import java.util.Objects;
public class ChildClass extends ParentClass {
private int childI;
private char childC;
public ChildClass(int parentI, char parentC, int childI, char childC) {
super(parentI, parentC);
this.childI = childI;
this.childC = childC;
}
public int getChildI() {
return childI;
}
public void setChildI(int childI) {
this.childI = childI;
}
public char getChildC() {
return childC;
}
public void setChildC(char childC) {
this.childC = childC;
}
public String toString() {
return super.toString() + " & ChildClass [" +"childI=" + childI + ", childC=" + childC + "]";
}
public int hashCode() {
return Objects.hash(childC, childI);
}
public boolean equals(ChildClass otherChild)
{
if(super.equals(otherChild) && childI == otherChild.childI && childC == otherChild.childC)
return true;
return false;
}
public static void main(String[] args) {
CodeTester.testCode(args);
ChildClass c = new ChildClass(11, 'b', 22, 'a');
System.out.println(c);
}
}
Prompt the user for the purchase
b. Write a void function called display() to print the following headings:
The month number
The starting balance
The interest to pay
The principal to pay
The monthly payment
The ending balance for that month
c. Create a double function called creditcredit() that has the purchase price as its parameter.
The function must do the following (d to j):
d. Create two variables
annual interest rate = 12%
monthly rate = annual interest rate/12
e. The month number should begin with 1
f. Use a loop to display information for 12 months
g. Monthly payment is calculated at 5% of the purchase
h. The amount of interest for a month is calculated as the purchase price * month rate
i. The amount of principal for a month is equal to the monthly payment minus the interest owed.
j. The ending balance remaining after monthly payment is calculated as the starting balance
– the monthly payment.
k. Call the display function
public void add(int element) {
}
is the method
and the junit test is:
void testAddInt() {
CustomIntegerArrayList arr1 = new CustomIntegerArrayList();
arr1.add(2);
arr1.add(3);
arr1.add(4);
ArrayList<Integer> lst1 = new ArrayList<Integer>();
lst1.add(2);
lst1.add(3);
lst1.add(4);
assertEquals(arr1.get(0), lst1.get(0));
assertEquals(arr1.get(1), lst1.get(1));

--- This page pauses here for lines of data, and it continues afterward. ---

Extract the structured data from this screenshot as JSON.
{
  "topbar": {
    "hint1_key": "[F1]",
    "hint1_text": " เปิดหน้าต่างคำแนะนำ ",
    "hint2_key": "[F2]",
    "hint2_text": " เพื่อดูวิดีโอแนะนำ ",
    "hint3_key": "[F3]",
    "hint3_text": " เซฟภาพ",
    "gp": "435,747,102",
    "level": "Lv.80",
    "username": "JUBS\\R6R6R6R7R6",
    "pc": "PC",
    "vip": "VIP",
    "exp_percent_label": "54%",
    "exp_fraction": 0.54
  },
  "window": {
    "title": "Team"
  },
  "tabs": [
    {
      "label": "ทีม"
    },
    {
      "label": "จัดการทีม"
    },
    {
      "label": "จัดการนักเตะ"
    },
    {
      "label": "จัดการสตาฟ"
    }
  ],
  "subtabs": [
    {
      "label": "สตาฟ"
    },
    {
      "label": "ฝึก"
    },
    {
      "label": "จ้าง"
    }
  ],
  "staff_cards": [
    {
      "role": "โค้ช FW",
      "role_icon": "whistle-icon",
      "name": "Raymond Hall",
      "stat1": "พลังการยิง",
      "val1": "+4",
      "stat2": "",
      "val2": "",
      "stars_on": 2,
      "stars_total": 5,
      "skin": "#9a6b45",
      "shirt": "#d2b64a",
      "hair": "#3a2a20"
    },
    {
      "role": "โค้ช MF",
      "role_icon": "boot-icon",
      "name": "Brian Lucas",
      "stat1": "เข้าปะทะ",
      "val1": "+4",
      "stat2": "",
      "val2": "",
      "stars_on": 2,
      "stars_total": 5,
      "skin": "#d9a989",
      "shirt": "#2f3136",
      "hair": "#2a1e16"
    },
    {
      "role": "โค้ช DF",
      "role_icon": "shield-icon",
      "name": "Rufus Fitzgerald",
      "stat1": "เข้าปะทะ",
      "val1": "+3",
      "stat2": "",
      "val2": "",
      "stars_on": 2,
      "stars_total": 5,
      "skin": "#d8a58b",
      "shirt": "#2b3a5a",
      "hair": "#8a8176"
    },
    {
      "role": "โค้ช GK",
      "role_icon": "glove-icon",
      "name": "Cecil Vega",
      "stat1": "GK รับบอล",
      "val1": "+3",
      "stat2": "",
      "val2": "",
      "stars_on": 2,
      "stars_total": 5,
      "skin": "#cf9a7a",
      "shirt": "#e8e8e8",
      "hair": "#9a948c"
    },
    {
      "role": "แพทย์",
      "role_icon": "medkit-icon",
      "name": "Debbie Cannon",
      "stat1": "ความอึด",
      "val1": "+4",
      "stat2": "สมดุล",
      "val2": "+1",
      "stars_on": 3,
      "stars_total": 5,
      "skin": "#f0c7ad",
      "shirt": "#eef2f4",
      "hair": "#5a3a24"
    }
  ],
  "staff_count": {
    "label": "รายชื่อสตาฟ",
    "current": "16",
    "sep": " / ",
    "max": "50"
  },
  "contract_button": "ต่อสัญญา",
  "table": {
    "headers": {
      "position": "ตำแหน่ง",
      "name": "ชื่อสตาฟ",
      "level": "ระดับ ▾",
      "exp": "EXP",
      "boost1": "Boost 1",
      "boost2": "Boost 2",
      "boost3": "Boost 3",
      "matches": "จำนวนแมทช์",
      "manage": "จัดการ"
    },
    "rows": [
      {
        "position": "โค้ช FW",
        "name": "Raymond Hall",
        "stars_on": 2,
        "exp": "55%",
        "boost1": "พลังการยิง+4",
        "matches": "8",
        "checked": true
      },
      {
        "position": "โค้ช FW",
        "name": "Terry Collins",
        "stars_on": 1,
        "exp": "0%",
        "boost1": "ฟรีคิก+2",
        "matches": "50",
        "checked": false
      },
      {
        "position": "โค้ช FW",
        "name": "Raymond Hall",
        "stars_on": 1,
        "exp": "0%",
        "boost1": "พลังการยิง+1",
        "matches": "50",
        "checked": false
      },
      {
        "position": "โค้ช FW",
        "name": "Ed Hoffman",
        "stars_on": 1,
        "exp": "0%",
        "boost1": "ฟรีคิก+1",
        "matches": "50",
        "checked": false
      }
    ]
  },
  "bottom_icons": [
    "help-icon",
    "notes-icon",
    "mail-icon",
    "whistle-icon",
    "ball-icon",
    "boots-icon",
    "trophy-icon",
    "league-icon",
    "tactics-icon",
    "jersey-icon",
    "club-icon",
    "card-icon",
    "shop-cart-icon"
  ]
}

assertEquals(arr1.get(2), lst1.get(2));
i get the instance variable and constructor but it seems like as you can see above the junit test is creating its over arraylists which i can't find out how to manipulate
Hi good morning, I would like to have some feedback about this https://github.com/SaptakBhoumik/WebPlus
Is there something that can be done better?
thanks
We saw one method of creating a list of prime numbers by checking if the number in question could be divided by any number bigger than 1, but less than the number itself. If it could, then we printed it out and moved on. This method of prime number creation means that we divide with numbers that are themselves not prime. For example, when we checked if 7 is prime, we divided it by 2, then 3, then 4, then 5, then 6. We will have already seen that 4 and 6 are not prime though.
Another algorithm exists called the sieve of Eratosthenes, that comes from ancient Greece. It is modestly quicker than our standard algorithm*
In this algorithm you create a list of numbers from 1 up to your goal. Starting at 2 eliminate its multiples in the list and move to the next number that is still in the list. When you reach the end of the list, all the numbers must be prime.
For example, if I wished to check for all the primes below 10, my first list would be [1,2,3,4,5,6,7,8,9,10]. Starting at 2, I would cross off 4, 6, 8, and 10. The next remaining number is 3, I would cross off 9, remembering that 6 was already eliminated. The next number in the list is 5. No multiples of 5 are in the list since 10 was already eliminated. Finally we reach 7 and there are no multiples of 7 in the list, so you have reached the answer of [1,2,3,5,7].
Another way of looking at it, published on Wikipedia is shown here (Links to an external site.).
Create a program that asks the user for an integer greater than or equal to 100. Generate a list of primes up to and including this number. Print the list to the screen on a single line. You may assume that the user will enter valid numeric input in the correct range.
Hint: this algorithm requires you to pay close attention to your array index ranges when building your loops. You will not be going from the start to the end of both loops every time. Use your planning techniques or try doing it it on paper a couple of times to get the hang of it. If done correctly using functions like len() you will not need to do any special techniques to manage the list size potentially changing every iteration.
To help you check if your answer is correct, here is a list adapted version of our old algorithm that can return something for you to check against.
def makeprimes( upper ):
count = 2
primes = [1]
while count <= upper:
prime = True
for i in range(2, count):
if count % i == 0:
prime = False
break
if prime:
primes.append(count)
count = count + 1
return primes